Work instruction »
Find the word "PUBLIC" below. Copy each line that has it.

(Records from a data source)
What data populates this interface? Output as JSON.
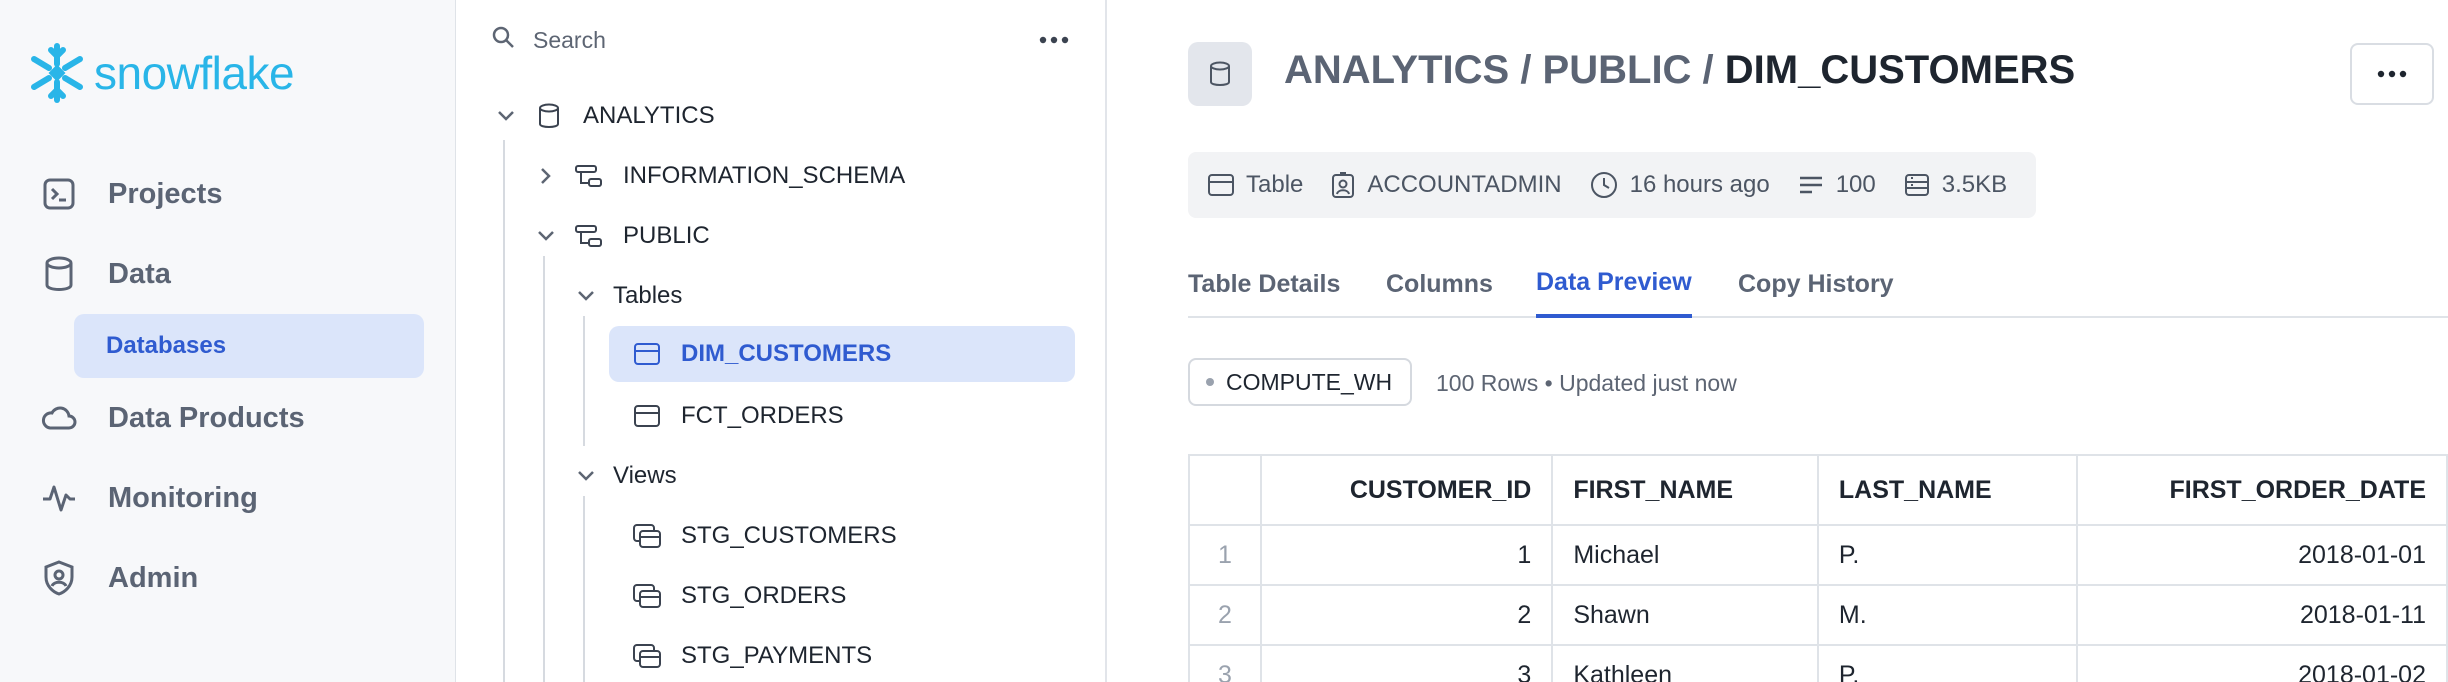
{
  "brand": {
    "wordmark": "snowflake",
    "color": "#29b5e8"
  },
  "nav": {
    "items": [
      {
        "label": "Projects",
        "icon": "terminal-icon"
      },
      {
        "label": "Data",
        "icon": "database-icon"
      },
      {
        "label": "Data Products",
        "icon": "cloud-icon"
      },
      {
        "label": "Monitoring",
        "icon": "activity-icon"
      },
      {
        "label": "Admin",
        "icon": "shield-icon"
      }
    ],
    "sub_active": "Databases"
  },
  "explorer": {
    "search_placeholder": "Search",
    "tree": {
      "database": "ANALYTICS",
      "schema_info": "INFORMATION_SCHEMA",
      "schema_public": "PUBLIC",
      "tables_group": "Tables",
      "tables": [
        "DIM_CUSTOMERS",
        "FCT_ORDERS"
      ],
      "views_group": "Views",
      "views": [
        "STG_CUSTOMERS",
        "STG_ORDERS",
        "STG_PAYMENTS"
      ]
    }
  },
  "header": {
    "crumb_prefix": "ANALYTICS / PUBLIC / ",
    "crumb_current": "DIM_CUSTOMERS"
  },
  "meta": {
    "type": "Table",
    "owner": "ACCOUNTADMIN",
    "updated": "16 hours ago",
    "rows": "100",
    "size": "3.5KB"
  },
  "tabs": [
    "Table Details",
    "Columns",
    "Data Preview",
    "Copy History"
  ],
  "active_tab": "Data Preview",
  "preview": {
    "warehouse": "COMPUTE_WH",
    "status": "100 Rows • Updated just now",
    "columns": [
      "CUSTOMER_ID",
      "FIRST_NAME",
      "LAST_NAME",
      "FIRST_ORDER_DATE"
    ],
    "rows": [
      [
        "1",
        "1",
        "Michael",
        "P.",
        "2018-01-01"
      ],
      [
        "2",
        "2",
        "Shawn",
        "M.",
        "2018-01-11"
      ],
      [
        "3",
        "3",
        "Kathleen",
        "P.",
        "2018-01-02"
      ]
    ]
  },
  "colors": {
    "accent": "#2f5bd0",
    "selected_bg": "#dbe5fa"
  }
}
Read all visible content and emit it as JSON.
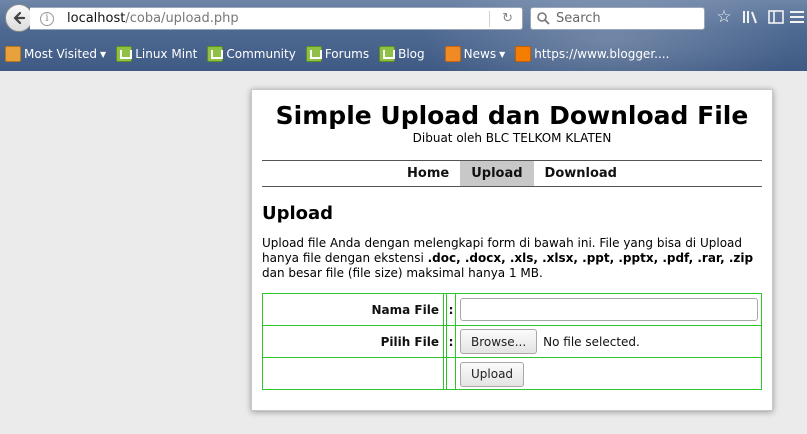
{
  "browser": {
    "url_host": "localhost",
    "url_path": "/coba/upload.php",
    "search_placeholder": "Search",
    "bookmarks": [
      {
        "label": "Most Visited",
        "icon": "folder-icon",
        "dropdown": true
      },
      {
        "label": "Linux Mint",
        "icon": "mint-icon"
      },
      {
        "label": "Community",
        "icon": "mint-icon"
      },
      {
        "label": "Forums",
        "icon": "mint-icon"
      },
      {
        "label": "Blog",
        "icon": "mint-icon"
      },
      {
        "label": "News",
        "icon": "rss-icon",
        "dropdown": true
      },
      {
        "label": "https://www.blogger....",
        "icon": "blogger-icon"
      }
    ]
  },
  "page": {
    "title": "Simple Upload dan Download File",
    "subtitle": "Dibuat oleh BLC TELKOM KLATEN",
    "nav": [
      {
        "label": "Home",
        "active": false
      },
      {
        "label": "Upload",
        "active": true
      },
      {
        "label": "Download",
        "active": false
      }
    ],
    "section_title": "Upload",
    "intro_prefix": "Upload file Anda dengan melengkapi form di bawah ini. File yang bisa di Upload hanya file dengan ekstensi ",
    "intro_extensions": ".doc, .docx, .xls, .xlsx, .ppt, .pptx, .pdf, .rar, .zip",
    "intro_suffix": " dan besar file (file size) maksimal hanya 1 MB.",
    "form": {
      "name_label": "Nama File",
      "name_value": "",
      "file_label": "Pilih File",
      "colon": ":",
      "browse_label": "Browse...",
      "no_file_text": "No file selected.",
      "upload_label": "Upload"
    }
  }
}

Your response »
      "schema_public": "PUBLIC",
    "crumb_prefix": "ANALYTICS / PUBLIC / ",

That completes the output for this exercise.